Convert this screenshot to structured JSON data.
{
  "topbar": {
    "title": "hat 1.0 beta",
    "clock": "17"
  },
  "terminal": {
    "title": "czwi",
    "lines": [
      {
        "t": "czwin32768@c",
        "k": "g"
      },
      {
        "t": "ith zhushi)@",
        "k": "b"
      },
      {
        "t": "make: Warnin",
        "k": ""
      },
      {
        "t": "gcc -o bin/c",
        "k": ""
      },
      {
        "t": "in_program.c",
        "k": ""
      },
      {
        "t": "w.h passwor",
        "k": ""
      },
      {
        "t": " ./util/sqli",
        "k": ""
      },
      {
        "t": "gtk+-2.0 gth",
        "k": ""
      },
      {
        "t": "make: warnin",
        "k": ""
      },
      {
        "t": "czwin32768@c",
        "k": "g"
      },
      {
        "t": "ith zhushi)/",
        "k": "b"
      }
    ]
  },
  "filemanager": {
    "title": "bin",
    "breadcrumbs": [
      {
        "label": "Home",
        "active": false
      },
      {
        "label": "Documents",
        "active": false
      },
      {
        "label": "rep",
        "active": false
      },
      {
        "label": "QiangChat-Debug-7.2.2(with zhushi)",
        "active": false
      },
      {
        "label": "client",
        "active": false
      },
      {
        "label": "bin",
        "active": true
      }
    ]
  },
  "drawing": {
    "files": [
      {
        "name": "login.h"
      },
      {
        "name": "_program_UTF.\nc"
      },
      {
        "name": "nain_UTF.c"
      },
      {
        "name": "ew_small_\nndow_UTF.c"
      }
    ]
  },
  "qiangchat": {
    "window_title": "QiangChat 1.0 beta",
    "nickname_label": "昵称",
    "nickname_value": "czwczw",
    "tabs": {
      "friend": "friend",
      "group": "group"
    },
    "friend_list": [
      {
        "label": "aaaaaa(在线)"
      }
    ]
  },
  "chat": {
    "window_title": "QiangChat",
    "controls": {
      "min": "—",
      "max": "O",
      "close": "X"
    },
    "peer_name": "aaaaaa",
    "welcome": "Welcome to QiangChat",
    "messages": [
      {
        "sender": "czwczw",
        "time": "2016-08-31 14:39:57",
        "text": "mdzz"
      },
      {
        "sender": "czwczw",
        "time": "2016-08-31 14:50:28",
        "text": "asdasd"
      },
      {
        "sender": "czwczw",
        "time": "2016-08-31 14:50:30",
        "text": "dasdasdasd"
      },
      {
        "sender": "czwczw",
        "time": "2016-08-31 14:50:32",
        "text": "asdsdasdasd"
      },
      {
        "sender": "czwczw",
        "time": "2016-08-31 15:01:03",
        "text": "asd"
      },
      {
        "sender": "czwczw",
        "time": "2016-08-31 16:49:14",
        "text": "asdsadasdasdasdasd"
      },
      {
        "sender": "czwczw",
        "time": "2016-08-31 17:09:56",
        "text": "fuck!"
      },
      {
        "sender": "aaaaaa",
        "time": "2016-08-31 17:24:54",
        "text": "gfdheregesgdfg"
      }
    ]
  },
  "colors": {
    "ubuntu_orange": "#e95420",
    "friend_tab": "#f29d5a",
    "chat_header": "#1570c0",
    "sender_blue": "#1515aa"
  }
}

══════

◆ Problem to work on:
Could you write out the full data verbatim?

◆ Written response:
Convert this screenshot to structured JSON data.
{
  "topbar": {
    "title": "hat 1.0 beta",
    "clock": "17"
  },
  "terminal": {
    "title": "czwi",
    "lines": [
      {
        "t": "czwin32768@c",
        "k": "g"
      },
      {
        "t": "ith zhushi)@",
        "k": "b"
      },
      {
        "t": "make: Warnin",
        "k": ""
      },
      {
        "t": "gcc -o bin/c",
        "k": ""
      },
      {
        "t": "in_program.c",
        "k": ""
      },
      {
        "t": "w.h passwor",
        "k": ""
      },
      {
        "t": " ./util/sqli",
        "k": ""
      },
      {
        "t": "gtk+-2.0 gth",
        "k": ""
      },
      {
        "t": "make: warnin",
        "k": ""
      },
      {
        "t": "czwin32768@c",
        "k": "g"
      },
      {
        "t": "ith zhushi)/",
        "k": "b"
      }
    ]
  },
  "filemanager": {
    "title": "bin",
    "breadcrumbs": [
      {
        "label": "Home",
        "active": false
      },
      {
        "label": "Documents",
        "active": false
      },
      {
        "label": "rep",
        "active": false
      },
      {
        "label": "QiangChat-Debug-7.2.2(with zhushi)",
        "active": false
      },
      {
        "label": "client",
        "active": false
      },
      {
        "label": "bin",
        "active": true
      }
    ]
  },
  "drawing": {
    "files": [
      {
        "name": "login.h"
      },
      {
        "name": "_program_UTF.\nc"
      },
      {
        "name": "nain_UTF.c"
      },
      {
        "name": "ew_small_\nndow_UTF.c"
      }
    ]
  },
  "qiangchat": {
    "window_title": "QiangChat 1.0 beta",
    "nickname_label": "昵称",
    "nickname_value": "czwczw",
    "tabs": {
      "friend": "friend",
      "group": "group"
    },
    "friend_list": [
      {
        "label": "aaaaaa(在线)"
      }
    ]
  },
  "chat": {
    "window_title": "QiangChat",
    "controls": {
      "min": "—",
      "max": "O",
      "close": "X"
    },
    "peer_name": "aaaaaa",
    "welcome": "Welcome to QiangChat",
    "messages": [
      {
        "sender": "czwczw",
        "time": "2016-08-31 14:39:57",
        "text": "mdzz"
      },
      {
        "sender": "czwczw",
        "time": "2016-08-31 14:50:28",
        "text": "asdasd"
      },
      {
        "sender": "czwczw",
        "time": "2016-08-31 14:50:30",
        "text": "dasdasdasd"
      },
      {
        "sender": "czwczw",
        "time": "2016-08-31 14:50:32",
        "text": "asdsdasdasd"
      },
      {
        "sender": "czwczw",
        "time": "2016-08-31 15:01:03",
        "text": "asd"
      },
      {
        "sender": "czwczw",
        "time": "2016-08-31 16:49:14",
        "text": "asdsadasdasdasdasd"
      },
      {
        "sender": "czwczw",
        "time": "2016-08-31 17:09:56",
        "text": "fuck!"
      },
      {
        "sender": "aaaaaa",
        "time": "2016-08-31 17:24:54",
        "text": "gfdheregesgdfg"
      }
    ]
  },
  "colors": {
    "ubuntu_orange": "#e95420",
    "friend_tab": "#f29d5a",
    "chat_header": "#1570c0",
    "sender_blue": "#1515aa"
  }
}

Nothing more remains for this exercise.